(Dataset rows for apps and sites)
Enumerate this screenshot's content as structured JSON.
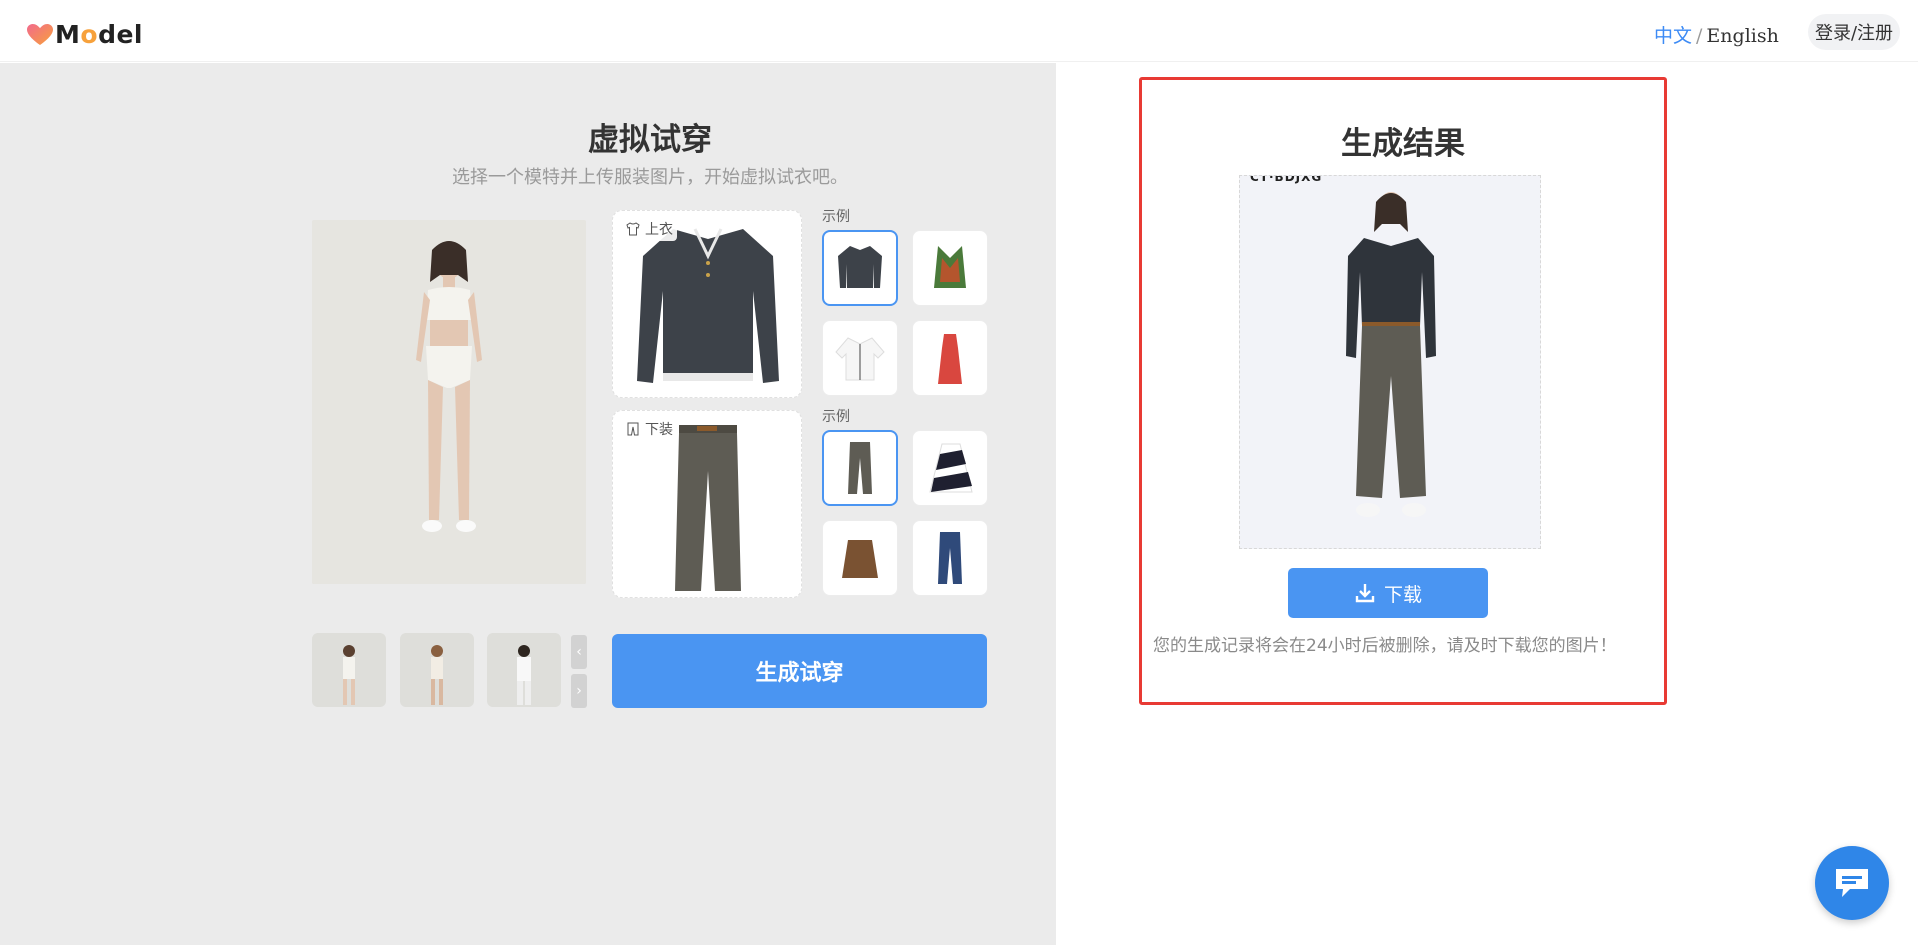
{
  "header": {
    "logo_text": "Model",
    "lang_zh": "中文",
    "lang_sep": "/",
    "lang_en": "English",
    "login_label": "登录/注册"
  },
  "left": {
    "title": "虚拟试穿",
    "subtitle": "选择一个模特并上传服装图片，开始虚拟试衣吧。",
    "top_slot_label": "上衣",
    "bottom_slot_label": "下装",
    "example_label_1": "示例",
    "example_label_2": "示例",
    "generate_label": "生成试穿",
    "arrow_prev": "‹",
    "arrow_next": "›"
  },
  "result": {
    "title": "生成结果",
    "image_caption": "CT·BDJXG",
    "download_label": "下载",
    "note": "您的生成记录将会在24小时后被删除，请及时下载您的图片！"
  },
  "colors": {
    "accent": "#4a95f2",
    "highlight_border": "#e83a34",
    "panel_bg": "#ebebeb",
    "logo_heart_pink": "#f26a8d",
    "logo_heart_orange": "#f7a13b"
  },
  "icons": {
    "top_slot": "shirt-icon",
    "bottom_slot": "pants-icon",
    "download": "download-icon",
    "chat": "chat-bubble-icon"
  }
}
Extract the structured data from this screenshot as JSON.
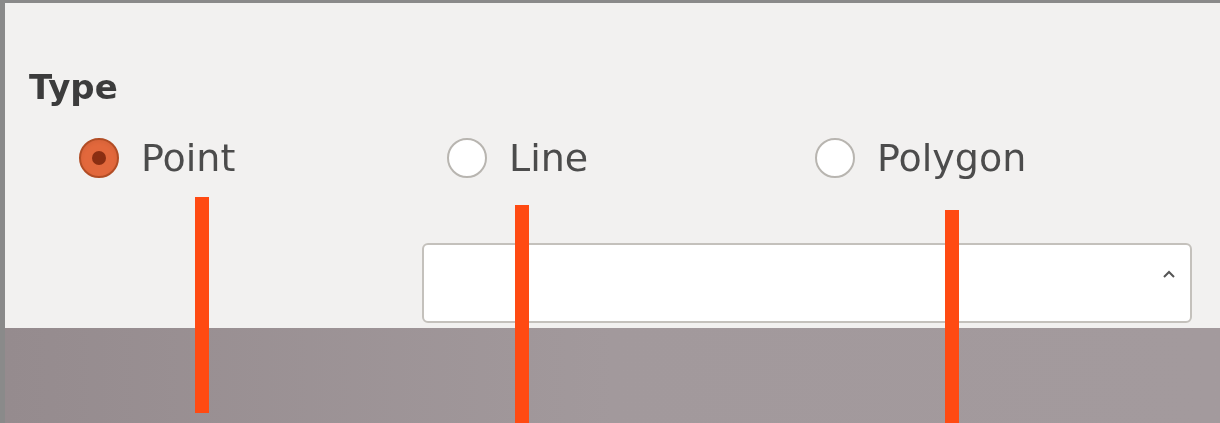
{
  "section": {
    "title": "Type"
  },
  "options": [
    {
      "label": "Point",
      "selected": true
    },
    {
      "label": "Line",
      "selected": false
    },
    {
      "label": "Polygon",
      "selected": false
    }
  ]
}
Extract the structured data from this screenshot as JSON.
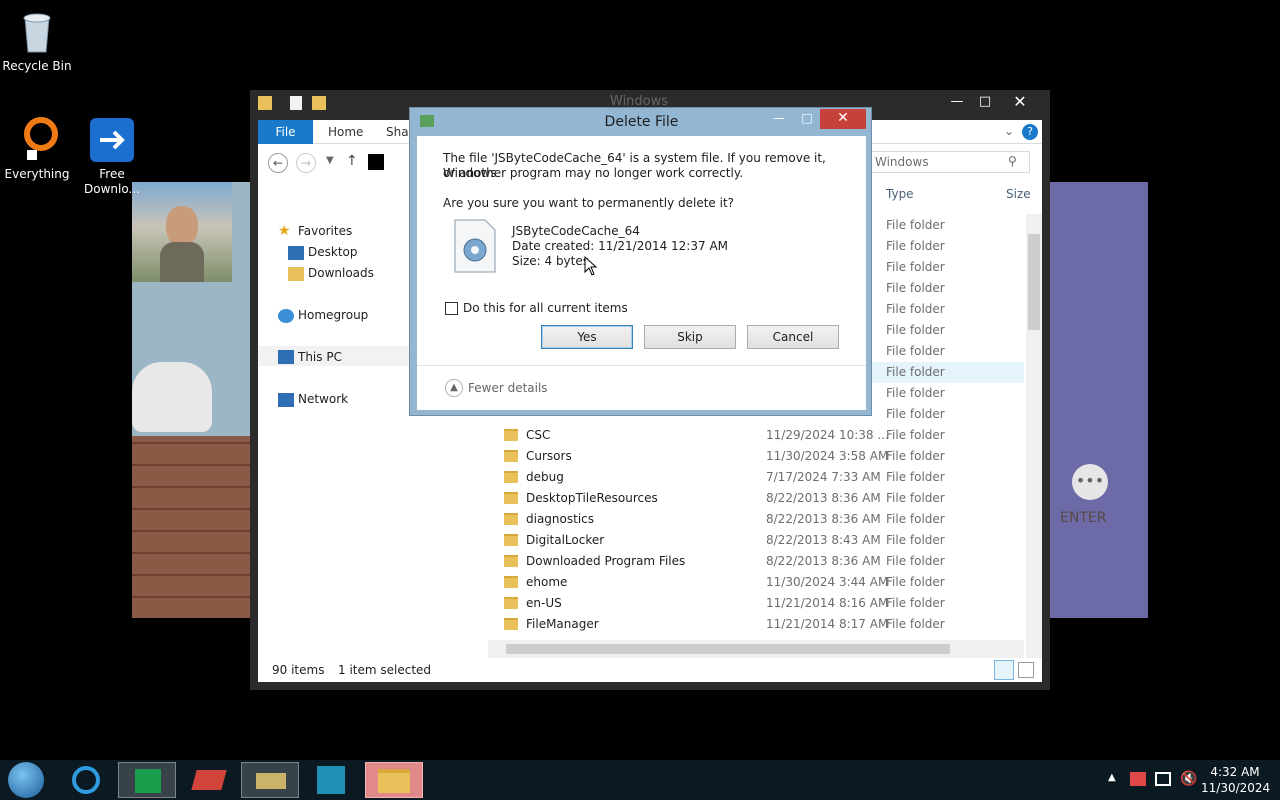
{
  "desktop": {
    "icons": [
      {
        "label": "Recycle Bin",
        "icon": "recycle-bin-icon"
      },
      {
        "label": "Everything",
        "icon": "everything-icon"
      },
      {
        "label": "Free Downlo...",
        "icon": "free-download-manager-icon"
      }
    ]
  },
  "wallpaper": {
    "enter_label": "ENTER"
  },
  "explorer": {
    "title": "Windows",
    "tabs": [
      "File",
      "Home",
      "Shar"
    ],
    "search_placeholder": "Windows",
    "nav": {
      "favorites": "Favorites",
      "desktop": "Desktop",
      "downloads": "Downloads",
      "homegroup": "Homegroup",
      "thispc": "This PC",
      "network": "Network"
    },
    "columns": {
      "type": "Type",
      "size": "Size"
    },
    "rows_top_types": [
      "File folder",
      "File folder",
      "File folder",
      "File folder",
      "File folder",
      "File folder",
      "File folder",
      "File folder",
      "File folder",
      "File folder"
    ],
    "rows": [
      {
        "name": "CSC",
        "date": "11/29/2024 10:38 ...",
        "type": "File folder"
      },
      {
        "name": "Cursors",
        "date": "11/30/2024 3:58 AM",
        "type": "File folder"
      },
      {
        "name": "debug",
        "date": "7/17/2024 7:33 AM",
        "type": "File folder"
      },
      {
        "name": "DesktopTileResources",
        "date": "8/22/2013 8:36 AM",
        "type": "File folder"
      },
      {
        "name": "diagnostics",
        "date": "8/22/2013 8:36 AM",
        "type": "File folder"
      },
      {
        "name": "DigitalLocker",
        "date": "8/22/2013 8:43 AM",
        "type": "File folder"
      },
      {
        "name": "Downloaded Program Files",
        "date": "8/22/2013 8:36 AM",
        "type": "File folder"
      },
      {
        "name": "ehome",
        "date": "11/30/2024 3:44 AM",
        "type": "File folder"
      },
      {
        "name": "en-US",
        "date": "11/21/2014 8:16 AM",
        "type": "File folder"
      },
      {
        "name": "FileManager",
        "date": "11/21/2014 8:17 AM",
        "type": "File folder"
      }
    ],
    "status": {
      "items": "90 items",
      "selected": "1 item selected"
    }
  },
  "dialog": {
    "title": "Delete File",
    "message_line1": "The file 'JSByteCodeCache_64' is a system file. If you remove it, Windows",
    "message_line2": "or another program may no longer work correctly.",
    "question": "Are you sure you want to permanently delete it?",
    "file_name": "JSByteCodeCache_64",
    "date_created": "Date created: 11/21/2014 12:37 AM",
    "size": "Size: 4 bytes",
    "checkbox_label": "Do this for all current items",
    "yes": "Yes",
    "skip": "Skip",
    "cancel": "Cancel",
    "fewer_details": "Fewer details"
  },
  "taskbar": {
    "time": "4:32 AM",
    "date": "11/30/2024"
  }
}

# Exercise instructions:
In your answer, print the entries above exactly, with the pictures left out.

# Exercise response:
Enumerate this screenshot's content as structured JSON.
{
  "header": {
    "logo_text": "Model",
    "lang_zh": "中文",
    "lang_sep": "/",
    "lang_en": "English",
    "login_label": "登录/注册"
  },
  "left": {
    "title": "虚拟试穿",
    "subtitle": "选择一个模特并上传服装图片，开始虚拟试衣吧。",
    "top_slot_label": "上衣",
    "bottom_slot_label": "下装",
    "example_label_1": "示例",
    "example_label_2": "示例",
    "generate_label": "生成试穿",
    "arrow_prev": "‹",
    "arrow_next": "›"
  },
  "result": {
    "title": "生成结果",
    "image_caption": "CT·BDJXG",
    "download_label": "下载",
    "note": "您的生成记录将会在24小时后被删除，请及时下载您的图片！"
  },
  "colors": {
    "accent": "#4a95f2",
    "highlight_border": "#e83a34",
    "panel_bg": "#ebebeb",
    "logo_heart_pink": "#f26a8d",
    "logo_heart_orange": "#f7a13b"
  },
  "icons": {
    "top_slot": "shirt-icon",
    "bottom_slot": "pants-icon",
    "download": "download-icon",
    "chat": "chat-bubble-icon"
  }
}
Extract the structured data from this screenshot as JSON.
{
  "section": {
    "title": "Type"
  },
  "options": [
    {
      "label": "Point",
      "selected": true
    },
    {
      "label": "Line",
      "selected": false
    },
    {
      "label": "Polygon",
      "selected": false
    }
  ]
}
Extract the structured data from this screenshot as JSON.
{
  "desktop": {
    "icons": [
      {
        "label": "Recycle Bin",
        "icon": "recycle-bin-icon"
      },
      {
        "label": "Everything",
        "icon": "everything-icon"
      },
      {
        "label": "Free Downlo...",
        "icon": "free-download-manager-icon"
      }
    ]
  },
  "wallpaper": {
    "enter_label": "ENTER"
  },
  "explorer": {
    "title": "Windows",
    "tabs": [
      "File",
      "Home",
      "Shar"
    ],
    "search_placeholder": "Windows",
    "nav": {
      "favorites": "Favorites",
      "desktop": "Desktop",
      "downloads": "Downloads",
      "homegroup": "Homegroup",
      "thispc": "This PC",
      "network": "Network"
    },
    "columns": {
      "type": "Type",
      "size": "Size"
    },
    "rows_top_types": [
      "File folder",
      "File folder",
      "File folder",
      "File folder",
      "File folder",
      "File folder",
      "File folder",
      "File folder",
      "File folder",
      "File folder"
    ],
    "rows": [
      {
        "name": "CSC",
        "date": "11/29/2024 10:38 ...",
        "type": "File folder"
      },
      {
        "name": "Cursors",
        "date": "11/30/2024 3:58 AM",
        "type": "File folder"
      },
      {
        "name": "debug",
        "date": "7/17/2024 7:33 AM",
        "type": "File folder"
      },
      {
        "name": "DesktopTileResources",
        "date": "8/22/2013 8:36 AM",
        "type": "File folder"
      },
      {
        "name": "diagnostics",
        "date": "8/22/2013 8:36 AM",
        "type": "File folder"
      },
      {
        "name": "DigitalLocker",
        "date": "8/22/2013 8:43 AM",
        "type": "File folder"
      },
      {
        "name": "Downloaded Program Files",
        "date": "8/22/2013 8:36 AM",
        "type": "File folder"
      },
      {
        "name": "ehome",
        "date": "11/30/2024 3:44 AM",
        "type": "File folder"
      },
      {
        "name": "en-US",
        "date": "11/21/2014 8:16 AM",
        "type": "File folder"
      },
      {
        "name": "FileManager",
        "date": "11/21/2014 8:17 AM",
        "type": "File folder"
      }
    ],
    "status": {
      "items": "90 items",
      "selected": "1 item selected"
    }
  },
  "dialog": {
    "title": "Delete File",
    "message_line1": "The file 'JSByteCodeCache_64' is a system file. If you remove it, Windows",
    "message_line2": "or another program may no longer work correctly.",
    "question": "Are you sure you want to permanently delete it?",
    "file_name": "JSByteCodeCache_64",
    "date_created": "Date created: 11/21/2014 12:37 AM",
    "size": "Size: 4 bytes",
    "checkbox_label": "Do this for all current items",
    "yes": "Yes",
    "skip": "Skip",
    "cancel": "Cancel",
    "fewer_details": "Fewer details"
  },
  "taskbar": {
    "time": "4:32 AM",
    "date": "11/30/2024"
  }
}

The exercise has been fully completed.